Corp. v. Catrett, 477 U.S. 317 (1986) (footnote
omitted)). “In reviewing whether the nonmoving party
has met its burden, the court must stop short of weighing the
evidence and making credibility determination of the truth of
the matter. Instead, evidence of the non-movant is to be
believed, and all justifiable inferences are to be drawn in
his favor.” Tipton v. Bergrohr GMBH-Siegen,
965 F.2d 994, 999 (11th Cir. 1992) (internal citations and
quotations omitted). The mere existence, however, of any
factual dispute will not necessarily compel denial of a
motion for summary judgment; rather, only material factual
disputes preclude entry of summary judgment. Lofton v.
Secretary of Dep‘t of Children and Family Servs.,
358 F.3d 804, 809 (11th Cir. 2004).
noted, Plaintiff filed no response to the instant motion.
Summary judgment is not automatically granted by virtue of a
nonmovant's silence.Nonetheless, the Eleventh Circuit has
provided clear guidance that a court is not obligated to read
minds or to construct arguments or theories of relief that
counsel have failed to raise and that are not reasonably
presented on the face of the pleadings. See Resolution
Trust Corp. v. Dunmar Corp., 43 F.3d 587, 599 (11th Cir.
1995) (“There is no burden upon the district court to
distill every potential argument that could be made based
upon the materials before it on summary judgment.”);
see also Gleason v. Norwest Mortg., Inc., 243 F.3d
130, 142 (3d Cir. 2001) (“The ruling on a motion for
summary judgment is to be made on the record the parties have
actually presented, not on one potentially possible.”);
Higgins v. New Balance Athletic Shoe, Inc., 194 F.3d
252, 260 (1st Cir. 1999) (declaring a “party who
aspires to oppose a summary judgment motion must spell out
his arguments squarely and distinctly, or else forever hold
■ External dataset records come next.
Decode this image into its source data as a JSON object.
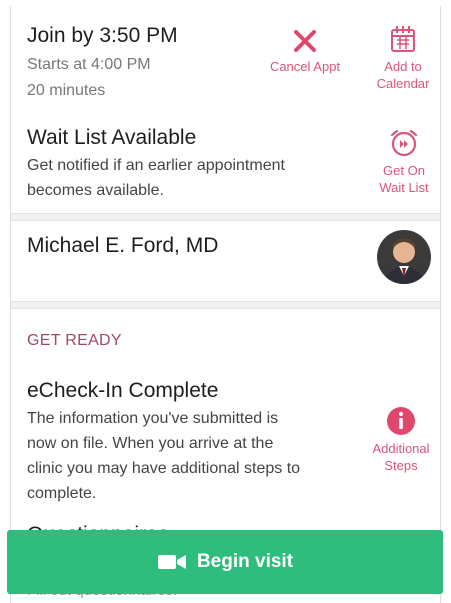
{
  "appointment": {
    "join_by": "Join by 3:50 PM",
    "starts_at": "Starts at 4:00 PM",
    "duration": "20 minutes",
    "cancel_label": "Cancel Appt",
    "calendar_label_1": "Add to",
    "calendar_label_2": "Calendar"
  },
  "waitlist": {
    "title": "Wait List Available",
    "line1": "Get notified if an earlier appointment",
    "line2": "becomes available.",
    "action_1": "Get On",
    "action_2": "Wait List"
  },
  "provider": {
    "name": "Michael E. Ford, MD"
  },
  "get_ready": {
    "heading": "GET READY",
    "echeckin_title": "eCheck-In Complete",
    "line1": "The information you've submitted is",
    "line2": "now on file. When you arrive at the",
    "line3": "clinic you may have additional steps to",
    "line4": "complete.",
    "action_1": "Additional",
    "action_2": "Steps",
    "questionnaires_title": "Questionnaires",
    "questionnaires_sub": "Fill out questionnaires."
  },
  "begin_visit": {
    "label": "Begin visit"
  },
  "colors": {
    "accent": "#d9557a",
    "section_heading": "#9a4a68",
    "button": "#2fbd7d"
  }
}
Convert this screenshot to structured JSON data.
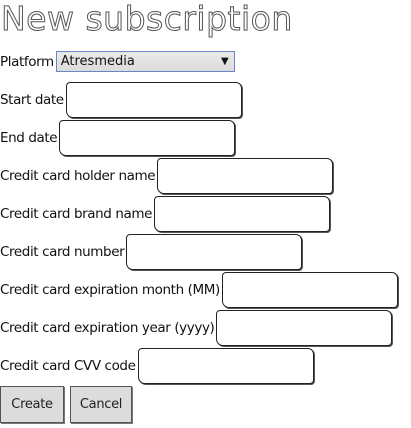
{
  "page": {
    "title": "New subscription"
  },
  "form": {
    "platform": {
      "label": "Platform",
      "selected": "Atresmedia"
    },
    "start_date": {
      "label": "Start date",
      "value": ""
    },
    "end_date": {
      "label": "End date",
      "value": ""
    },
    "holder_name": {
      "label": "Credit card holder name",
      "value": ""
    },
    "brand_name": {
      "label": "Credit card brand name",
      "value": ""
    },
    "card_number": {
      "label": "Credit card number",
      "value": ""
    },
    "exp_month": {
      "label": "Credit card expiration month (MM)",
      "value": ""
    },
    "exp_year": {
      "label": "Credit card expiration year (yyyy)",
      "value": ""
    },
    "cvv": {
      "label": "Credit card CVV code",
      "value": ""
    }
  },
  "buttons": {
    "create": "Create",
    "cancel": "Cancel"
  },
  "icons": {
    "select_arrow": "chevron-down-icon"
  }
}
his peace, ” as a district court may ignore arguments
not adequately developed by the non-movant”); Erff
v. MarkHon Indus., Inc., 781 F.2d 613, 619 (7th Cir.
1986) (trial judge need not conduct search for unraised
issues that may lurk in the pleadings). Clearly, “the
onus is upon the parties to formulate arguments.”
Resolution Trust, 43 F.3d at 599. For that reason,
Plaintiff's election not to proffer argument, evidence,
or authority in response to the motion is at their peril, and
this Court will not commit scarce judicial resources to
ferreting out every possible contention they could have made,
but chose not to make, in opposition to the motion.